• Aim of the exercise
Each record that follows should be repeated exactly, with no pictures carried over.

• Records for this exercise

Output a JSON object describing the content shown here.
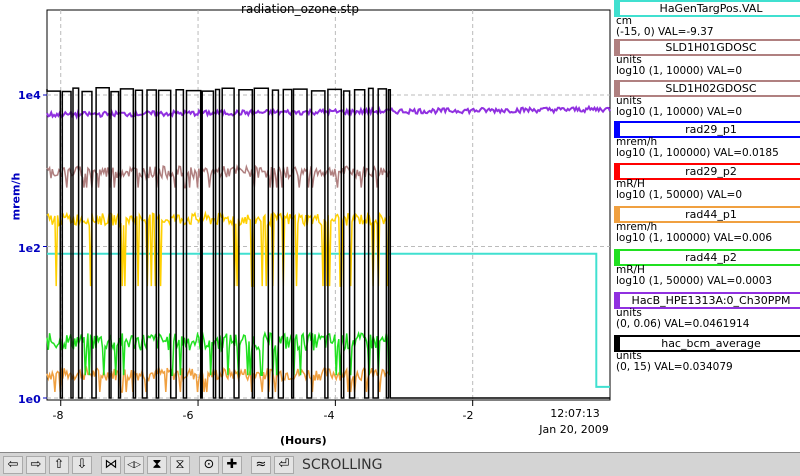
{
  "chart_data": {
    "type": "line",
    "title": "radiation_ozone.stp",
    "xlabel": "(Hours)",
    "ylabel": "mrem/h",
    "yscale": "log",
    "ylim": [
      1,
      10000
    ],
    "xlim": [
      -8.2,
      0
    ],
    "x_ticks": [
      "-8",
      "-6",
      "-4",
      "-2"
    ],
    "y_ticks": [
      "1e0",
      "1e2",
      "1e4"
    ],
    "grid": true,
    "series": [
      {
        "name": "HaGenTargPos.VAL",
        "color": "#40e0d0",
        "x": [
          -8.2,
          -0.2,
          -0.2,
          0
        ],
        "y": [
          80,
          80,
          1.4,
          1.4
        ]
      },
      {
        "name": "rad29_p1",
        "color": "#0000ff",
        "x": [],
        "y": []
      },
      {
        "name": "rad29_p2",
        "color": "#ff0000",
        "x": [],
        "y": []
      },
      {
        "name": "rad44_p1",
        "color": "#f0a040",
        "x": [
          -8.2,
          -3.2
        ],
        "y": [
          2,
          2
        ]
      },
      {
        "name": "rad44_p2",
        "color": "#20e020",
        "x": [
          -8.2,
          -3.2
        ],
        "y": [
          6,
          6
        ]
      },
      {
        "name": "HacB_HPE1313A:0_Ch30PPM",
        "color": "#9030e0",
        "x": [
          -8.2,
          -4,
          0
        ],
        "y": [
          5500,
          6000,
          6500
        ]
      },
      {
        "name": "hac_bcm_average",
        "color": "#000000",
        "x": [
          -8.2,
          -3.2,
          -3.2,
          0
        ],
        "y": [
          12000,
          12000,
          1,
          1
        ]
      },
      {
        "name": "SLD1H01GDOSC",
        "color": "#b08080",
        "x": [
          -8.2,
          -3.2
        ],
        "y": [
          1000,
          1000
        ]
      },
      {
        "name": "SLD1H02GDOSC",
        "color": "#ffd000",
        "x": [
          -8.2,
          -3.2
        ],
        "y": [
          250,
          250
        ]
      }
    ]
  },
  "plot": {
    "time": "12:07:13",
    "date": "Jan 20, 2009"
  },
  "legend": [
    {
      "name": "HaGenTargPos.VAL",
      "color": "#40e0d0",
      "unit": "cm",
      "range": "(-15, 0) VAL=-9.37"
    },
    {
      "name": "SLD1H01GDOSC",
      "color": "#b08080",
      "unit": "units",
      "range": "log10 (1, 10000) VAL=0"
    },
    {
      "name": "SLD1H02GDOSC",
      "color": "#b08080",
      "unit": "units",
      "range": "log10 (1, 10000) VAL=0"
    },
    {
      "name": "rad29_p1",
      "color": "#0000ff",
      "unit": "mrem/h",
      "range": "log10 (1, 100000) VAL=0.0185"
    },
    {
      "name": "rad29_p2",
      "color": "#ff0000",
      "unit": "mR/H",
      "range": "log10 (1, 50000) VAL=0"
    },
    {
      "name": "rad44_p1",
      "color": "#f0a040",
      "unit": "mrem/h",
      "range": "log10 (1, 100000) VAL=0.006"
    },
    {
      "name": "rad44_p2",
      "color": "#20e020",
      "unit": "mR/H",
      "range": "log10 (1, 50000) VAL=0.0003"
    },
    {
      "name": "HacB_HPE1313A:0_Ch30PPM",
      "color": "#9030e0",
      "unit": "units",
      "range": "(0, 0.06) VAL=0.0461914"
    },
    {
      "name": "hac_bcm_average",
      "color": "#000000",
      "unit": "units",
      "range": "(0, 15) VAL=0.034079"
    }
  ],
  "toolbar": {
    "buttons": [
      {
        "name": "scroll-left-button",
        "glyph": "⇦"
      },
      {
        "name": "scroll-right-button",
        "glyph": "⇨"
      },
      {
        "name": "scroll-up-button",
        "glyph": "⇧"
      },
      {
        "name": "scroll-down-button",
        "glyph": "⇩"
      },
      {
        "name": "compress-x-button",
        "glyph": "⋈"
      },
      {
        "name": "expand-x-button",
        "glyph": "◁▷"
      },
      {
        "name": "compress-y-button",
        "glyph": "⧗"
      },
      {
        "name": "expand-y-button",
        "glyph": "⧖"
      },
      {
        "name": "zoom-out-button",
        "glyph": "⊙"
      },
      {
        "name": "zoom-in-button",
        "glyph": "✚"
      },
      {
        "name": "autoscale-button",
        "glyph": "≈"
      },
      {
        "name": "back-to-scroll-button",
        "glyph": "⏎"
      }
    ],
    "mode_label": "SCROLLING"
  }
}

• Answer
Output a JSON object describing the content shown here.
{
  "chart_data": {
    "type": "line",
    "title": "radiation_ozone.stp",
    "xlabel": "(Hours)",
    "ylabel": "mrem/h",
    "yscale": "log",
    "ylim": [
      1,
      10000
    ],
    "xlim": [
      -8.2,
      0
    ],
    "x_ticks": [
      "-8",
      "-6",
      "-4",
      "-2"
    ],
    "y_ticks": [
      "1e0",
      "1e2",
      "1e4"
    ],
    "grid": true,
    "series": [
      {
        "name": "HaGenTargPos.VAL",
        "color": "#40e0d0",
        "x": [
          -8.2,
          -0.2,
          -0.2,
          0
        ],
        "y": [
          80,
          80,
          1.4,
          1.4
        ]
      },
      {
        "name": "rad29_p1",
        "color": "#0000ff",
        "x": [],
        "y": []
      },
      {
        "name": "rad29_p2",
        "color": "#ff0000",
        "x": [],
        "y": []
      },
      {
        "name": "rad44_p1",
        "color": "#f0a040",
        "x": [
          -8.2,
          -3.2
        ],
        "y": [
          2,
          2
        ]
      },
      {
        "name": "rad44_p2",
        "color": "#20e020",
        "x": [
          -8.2,
          -3.2
        ],
        "y": [
          6,
          6
        ]
      },
      {
        "name": "HacB_HPE1313A:0_Ch30PPM",
        "color": "#9030e0",
        "x": [
          -8.2,
          -4,
          0
        ],
        "y": [
          5500,
          6000,
          6500
        ]
      },
      {
        "name": "hac_bcm_average",
        "color": "#000000",
        "x": [
          -8.2,
          -3.2,
          -3.2,
          0
        ],
        "y": [
          12000,
          12000,
          1,
          1
        ]
      },
      {
        "name": "SLD1H01GDOSC",
        "color": "#b08080",
        "x": [
          -8.2,
          -3.2
        ],
        "y": [
          1000,
          1000
        ]
      },
      {
        "name": "SLD1H02GDOSC",
        "color": "#ffd000",
        "x": [
          -8.2,
          -3.2
        ],
        "y": [
          250,
          250
        ]
      }
    ]
  },
  "plot": {
    "time": "12:07:13",
    "date": "Jan 20, 2009"
  },
  "legend": [
    {
      "name": "HaGenTargPos.VAL",
      "color": "#40e0d0",
      "unit": "cm",
      "range": "(-15, 0) VAL=-9.37"
    },
    {
      "name": "SLD1H01GDOSC",
      "color": "#b08080",
      "unit": "units",
      "range": "log10 (1, 10000) VAL=0"
    },
    {
      "name": "SLD1H02GDOSC",
      "color": "#b08080",
      "unit": "units",
      "range": "log10 (1, 10000) VAL=0"
    },
    {
      "name": "rad29_p1",
      "color": "#0000ff",
      "unit": "mrem/h",
      "range": "log10 (1, 100000) VAL=0.0185"
    },
    {
      "name": "rad29_p2",
      "color": "#ff0000",
      "unit": "mR/H",
      "range": "log10 (1, 50000) VAL=0"
    },
    {
      "name": "rad44_p1",
      "color": "#f0a040",
      "unit": "mrem/h",
      "range": "log10 (1, 100000) VAL=0.006"
    },
    {
      "name": "rad44_p2",
      "color": "#20e020",
      "unit": "mR/H",
      "range": "log10 (1, 50000) VAL=0.0003"
    },
    {
      "name": "HacB_HPE1313A:0_Ch30PPM",
      "color": "#9030e0",
      "unit": "units",
      "range": "(0, 0.06) VAL=0.0461914"
    },
    {
      "name": "hac_bcm_average",
      "color": "#000000",
      "unit": "units",
      "range": "(0, 15) VAL=0.034079"
    }
  ],
  "toolbar": {
    "buttons": [
      {
        "name": "scroll-left-button",
        "glyph": "⇦"
      },
      {
        "name": "scroll-right-button",
        "glyph": "⇨"
      },
      {
        "name": "scroll-up-button",
        "glyph": "⇧"
      },
      {
        "name": "scroll-down-button",
        "glyph": "⇩"
      },
      {
        "name": "compress-x-button",
        "glyph": "⋈"
      },
      {
        "name": "expand-x-button",
        "glyph": "◁▷"
      },
      {
        "name": "compress-y-button",
        "glyph": "⧗"
      },
      {
        "name": "expand-y-button",
        "glyph": "⧖"
      },
      {
        "name": "zoom-out-button",
        "glyph": "⊙"
      },
      {
        "name": "zoom-in-button",
        "glyph": "✚"
      },
      {
        "name": "autoscale-button",
        "glyph": "≈"
      },
      {
        "name": "back-to-scroll-button",
        "glyph": "⏎"
      }
    ],
    "mode_label": "SCROLLING"
  }
}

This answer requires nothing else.